The world in Mirror's Edge is a brave and shiny new place. The people have given up their liberties in exchange for safety, and every informational tit-bit and factoid comes to you pre-filtered by a totalitarian government.
You're Faith - you carry unfiltered facts around the rooftops. Your sister has been framed for murder, and to clear her name, you're going to have to run across an awful lot of rooftops. Luckily, Faith is excellent at running. And jumping. And snapping faces off with her shins.
The first triumph of this game is the look - it's undeniably one of the most beautiful settings we've seen in a long time.
The skyline is crisp. The indoor areas each have a minimal and effective colour palette - making you feel like you're traversing a colour-coded and well-organised world - with only the occasional rat to remind you that behind all of the liberal bloom effects, the city is rotten to the core.
The second is the truly remarkable sense of movement. Getting around is a combination of leaping, sprinting and clambering. You don't have to be perfect or elegant, but to chain together the moves without running into a wall, landing awkwardly, or otherwise breaking your momentum, you'll need to hone that aim and timing.
This takes a lot trial and error, but the checkpoints are generous, and the reload times quick.
Living on the Edge
It's all alarmingly simple; you have an up button, which works in different contexts to leap, wall-walk, and generally launch yourself skyward. Then there's the down button, which you'll use to drop, slide, skill roll and tuck your legs up to avoid getting snagged in the barbed wire.
With the 180-turn button, you've got all the acrobatics you need; once you've mastered the ability to turn during a wall-walk and launch yourself to another platform, you've got the skills you need to complete the game. It's just a matter of scanning the levels for how to use your small arsenal of leaps.
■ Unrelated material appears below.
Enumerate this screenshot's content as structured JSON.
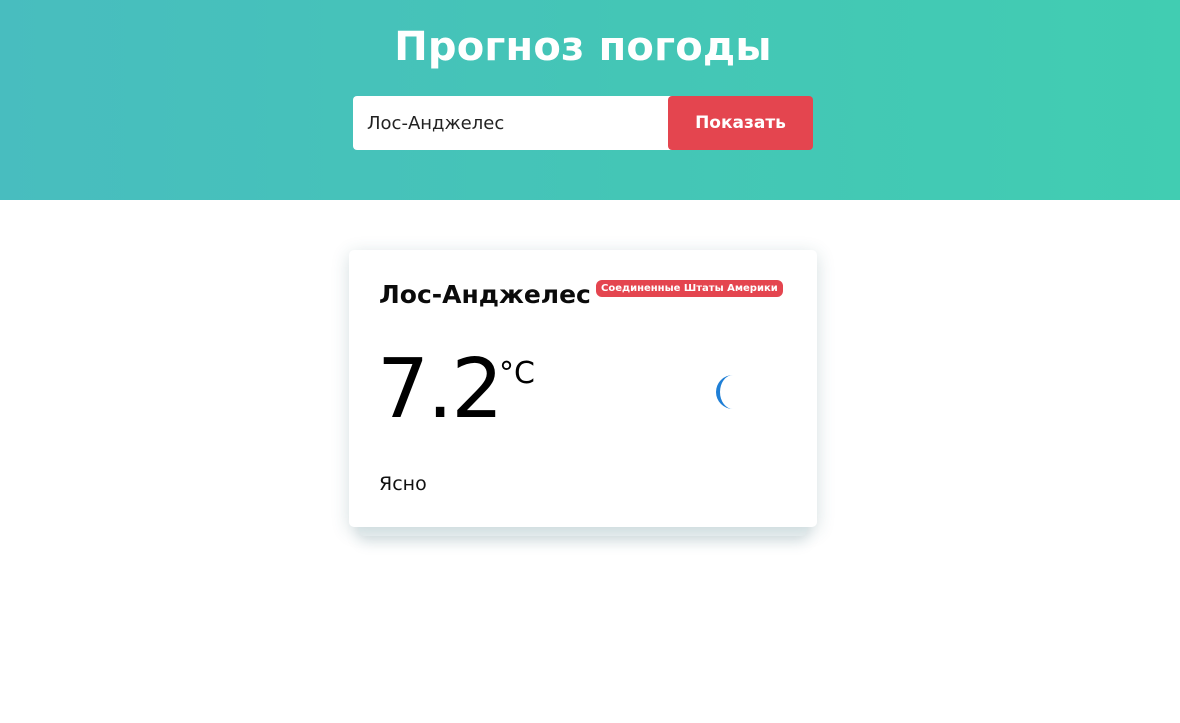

The first-person perspective works brilliantly. When running away, you can't look backwards without losing momentum, so the only evidence of your relentless assailants are the bullet tracers zipping by your face.
This sense of escape is exhilarating - in fact, Faith's point of view is executed so well, that it will only feel odd to anyone watching you play (who will often think you're playing a game for window-sill enthusiasts).
When you do pull it off, it feels genuinely, heart-poundingly amazing. You've pulled off the perfect sequence of jumps, slides, and broken noses, bullets whizzing around you as you leap in slow-motion from the top of a building.
But your blood pressure will have gone through the roof and your controller will have gone through the TV before you get there.
The problem is that the game seems to run out of ideas too quickly, resorting to tougher enemies, more confusing levels and peculiar arcade distractions to pad its brief running time.
This means the awe and exhilaration ebbs away and it starts to feel like trying to solve a Portal map under massed sniper fire. Later levels seem determined to make you to use guns, which are clumsy and unsatisfying, and hand-to-hand combat that feels like poorly disguised quicktime events.
Meanwhile the wafer-thin story is told through ugly, badly acted cartoons that spoil the carefully presented atmosphere.
It's much better when it dumps all this completely, in the time trial modes. Here, there are no enemy Blues - just you and the ghosts of other players. Getting one star on these maps allows for few errors - to get the maximum three, you'll be pushing obsessive perfection. This is the game's real challenge, and the absence of Runner Vision makes a big difference to the difficulty.